Fixed or flex: choosing the best contract for your business
Updated Thursday 23rd January 2020 When the time comes for your business to review its energy procurement strategy, it can be difficult to know which contract options are best for you. With the recent rise in non-commodity costs, those whose procurement contracts are ending shortly may be wondering what the best approach is for their […]
Updated Thursday 23rd January 2020
When the time comes for your business to review its energy procurement strategy, it can be difficult to know which contract options are best for you. With the recent rise in non-commodity costs, those whose procurement contracts are ending shortly may be wondering what the best approach is for their business: to fix, or to flex?
The UK’s wholesale energy markets have seen significant turbulence in the last year, driven in part by uncertainty surrounding the UK’s continued relationship with the EU after Brexit.
Assuming the European Parliament gives the green light, the UK will formally leave the EU on 31st January with a withdrawal deal – and will then go into a transition period scheduled to end on the 31st December 2020.
With regional supply security all but assured post-Brexit, much of the current market uncertainty surrounds the UK’s Emissions Trading Scheme (ETS). The UK will leave the EU ETS after Dec-20, toward a flat carbon taxation for UK installations. Although UK ETS guidelines have already been released by the Government, accelerating climate change action globally may drive alterations to the scheme, subsequently buoying wholesale energy costs.
What’s the market outlook?
It’s not just Brexit that will affect the market – there are such a wide range of factors that influence the UK’s supply of energy, adding complexity to predicting whether prices will rise or fall in the future. Several factors could push prices up; as the UK’s nuclear fleets continue to age and we become more reliant on intermittent renewable generation for example, a risk premium could be added as a result of supply security anxiety. What’s more, future investment in new nuclear may be passed on to customers with the Government currently reviewing funding strategies for new builds.
Other factors could cause wholesale prices to fall. Liquified Natural Gas (LNG) is becoming more important in the UK, for example, and the global supply of LNG is increasing. Downward pressure on wholesale energy prices could be further compounded by growing continental supply from Russia, particularly as the RUS-GER Nord Stream 2 pipeline looks set for completion by the end of Q1-21.
When it comes to non-commodity costs, however, a significant increase in coming years is fairly certain, with our energy system continually having to meet increasingly complex supply and demand balancing.
Should my business fix or flex?
The potential for wholesale prices to rise causes many risk-averse businesses to opt for a fixed price contract, but it’s important to recognise that there is a level of risk involved regardless of whether you fix or flex. Many see flexible contracts as inherently riskier than fixed products due to the multiple purchasing decisions involved, but this risk can be mitigated by making well-informed decisions about when you buy your energy and how much you buy.

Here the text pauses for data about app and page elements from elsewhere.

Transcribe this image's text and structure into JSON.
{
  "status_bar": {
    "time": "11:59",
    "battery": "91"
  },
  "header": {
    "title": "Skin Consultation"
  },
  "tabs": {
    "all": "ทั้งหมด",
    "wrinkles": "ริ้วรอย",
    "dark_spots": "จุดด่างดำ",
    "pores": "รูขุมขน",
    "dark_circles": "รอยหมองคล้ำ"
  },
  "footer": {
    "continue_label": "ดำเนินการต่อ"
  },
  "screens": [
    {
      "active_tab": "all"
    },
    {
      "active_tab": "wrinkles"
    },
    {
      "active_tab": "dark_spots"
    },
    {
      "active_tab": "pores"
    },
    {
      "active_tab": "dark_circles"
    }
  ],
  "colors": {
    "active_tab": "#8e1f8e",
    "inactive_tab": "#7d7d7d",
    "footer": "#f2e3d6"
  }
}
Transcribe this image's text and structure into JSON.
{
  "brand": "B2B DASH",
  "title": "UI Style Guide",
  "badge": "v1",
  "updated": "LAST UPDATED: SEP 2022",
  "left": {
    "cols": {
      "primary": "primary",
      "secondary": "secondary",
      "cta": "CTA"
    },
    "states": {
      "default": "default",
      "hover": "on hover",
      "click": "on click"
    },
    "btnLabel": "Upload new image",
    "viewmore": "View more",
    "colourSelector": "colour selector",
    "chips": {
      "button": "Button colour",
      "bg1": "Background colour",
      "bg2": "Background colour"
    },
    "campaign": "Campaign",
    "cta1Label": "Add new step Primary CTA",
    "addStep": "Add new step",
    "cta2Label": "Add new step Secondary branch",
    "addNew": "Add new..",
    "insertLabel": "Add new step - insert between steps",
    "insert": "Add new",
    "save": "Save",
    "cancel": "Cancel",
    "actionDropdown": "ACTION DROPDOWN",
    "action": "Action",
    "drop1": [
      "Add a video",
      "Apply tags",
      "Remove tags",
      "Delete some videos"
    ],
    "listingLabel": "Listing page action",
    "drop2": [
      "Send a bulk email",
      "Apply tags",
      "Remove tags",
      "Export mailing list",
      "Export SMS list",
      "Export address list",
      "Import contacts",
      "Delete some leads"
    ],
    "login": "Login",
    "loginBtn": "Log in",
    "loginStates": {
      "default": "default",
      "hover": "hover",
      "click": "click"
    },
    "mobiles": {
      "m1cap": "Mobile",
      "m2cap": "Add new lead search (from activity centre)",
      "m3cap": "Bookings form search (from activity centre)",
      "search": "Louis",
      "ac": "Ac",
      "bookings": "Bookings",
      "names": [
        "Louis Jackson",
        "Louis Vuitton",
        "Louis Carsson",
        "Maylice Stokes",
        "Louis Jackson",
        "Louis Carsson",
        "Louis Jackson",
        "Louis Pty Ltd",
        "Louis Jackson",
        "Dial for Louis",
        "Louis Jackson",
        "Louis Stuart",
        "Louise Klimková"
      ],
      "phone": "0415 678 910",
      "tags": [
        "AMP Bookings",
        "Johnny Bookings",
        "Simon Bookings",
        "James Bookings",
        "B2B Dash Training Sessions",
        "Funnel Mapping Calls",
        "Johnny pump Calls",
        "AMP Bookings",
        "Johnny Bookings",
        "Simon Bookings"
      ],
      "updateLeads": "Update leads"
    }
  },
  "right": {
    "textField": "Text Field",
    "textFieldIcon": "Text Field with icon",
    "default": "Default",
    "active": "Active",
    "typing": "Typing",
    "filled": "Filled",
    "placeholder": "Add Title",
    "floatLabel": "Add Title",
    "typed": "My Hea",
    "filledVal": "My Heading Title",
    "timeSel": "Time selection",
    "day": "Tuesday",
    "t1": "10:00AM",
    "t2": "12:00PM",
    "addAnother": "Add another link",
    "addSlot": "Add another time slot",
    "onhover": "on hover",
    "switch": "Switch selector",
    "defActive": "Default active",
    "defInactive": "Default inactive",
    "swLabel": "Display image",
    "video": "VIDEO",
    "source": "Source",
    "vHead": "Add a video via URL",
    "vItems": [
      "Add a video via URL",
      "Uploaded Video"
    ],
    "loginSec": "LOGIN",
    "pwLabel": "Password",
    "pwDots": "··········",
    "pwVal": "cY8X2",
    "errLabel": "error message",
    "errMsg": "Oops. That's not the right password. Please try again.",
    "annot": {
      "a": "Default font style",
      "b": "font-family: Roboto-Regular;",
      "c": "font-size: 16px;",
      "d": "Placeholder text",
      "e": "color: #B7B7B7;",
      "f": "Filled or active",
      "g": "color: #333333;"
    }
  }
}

Fixed products also aren’t without risk – in fact, there’s a risk premium built into fixed contracts, so you’re always paying more than cost for your energy. They are also never truly fixed, as if your supplier faces new charges, then they will be passed through to your energy bills. So, while your appetite for risk should be a key consideration when choosing a procurement strategy, remember that ‘fixed’ doesn’t mean ‘risk-free’.
You should also assess whether you will need external support with procurement. If you don’t have the support of external experts, such as Inspired’s procurement team, you may find it difficult to access the full benefits of a particular product. The biggest benefit of a fixed contract, for example, is buying and locking in when prices are low, but you may need expert support to gauge when a market low is present. One of the biggest benefits of a flexible contract, on the other hand, is being able to buy your energy when prices fall – but once again, gauging when is best to buy often requires support from experts who have well-rounded insight into the market.
You may also need help with more than just your procurement. While fixed contracts come with relatively simple bills, their simplicity can also lead to a lack of transparency around both commodity and non-commodity costs. If you choose a flexible contract, you gain total transparency around your costs, but your bills will also be more complex. This makes billing errors more likely, so if you have a flexible contract it is wise to have support with billing validation to ensure you’re not being billed incorrectly.
Is there another way?
If the benefits of both fixed and flexible contracts sound appealing to you, you don’t have to choose one or the other. Taking a portfolio approach to energy buying can give you the ‘best of both worlds’, as you spread your volume across multiple buying strategies – fixed and flexible. This enables you to benefit from a procurement strategy that’s tailored to your organisation’s unique needs.
Portfolio strategies do require external support, however, and Inspired’s procurement experts are best placed to help you build your ideal portfolio. We can help you to take an entirely bespoke approach, or a more collaborative approach, aggregating your volume with similar businesses to enable you to reduce the risk of breaching your volume tolerance thresholds.
Our team will use best practice and our extensive experience to make well-informed purchasing decisions. We’ll also provide you with a forecast fully delivered cost per month, giving you transparency and peace of mind around your energy costs. To find out more about how we can support you with a fixed, flexible or portfolio approach, visit our Procurement page.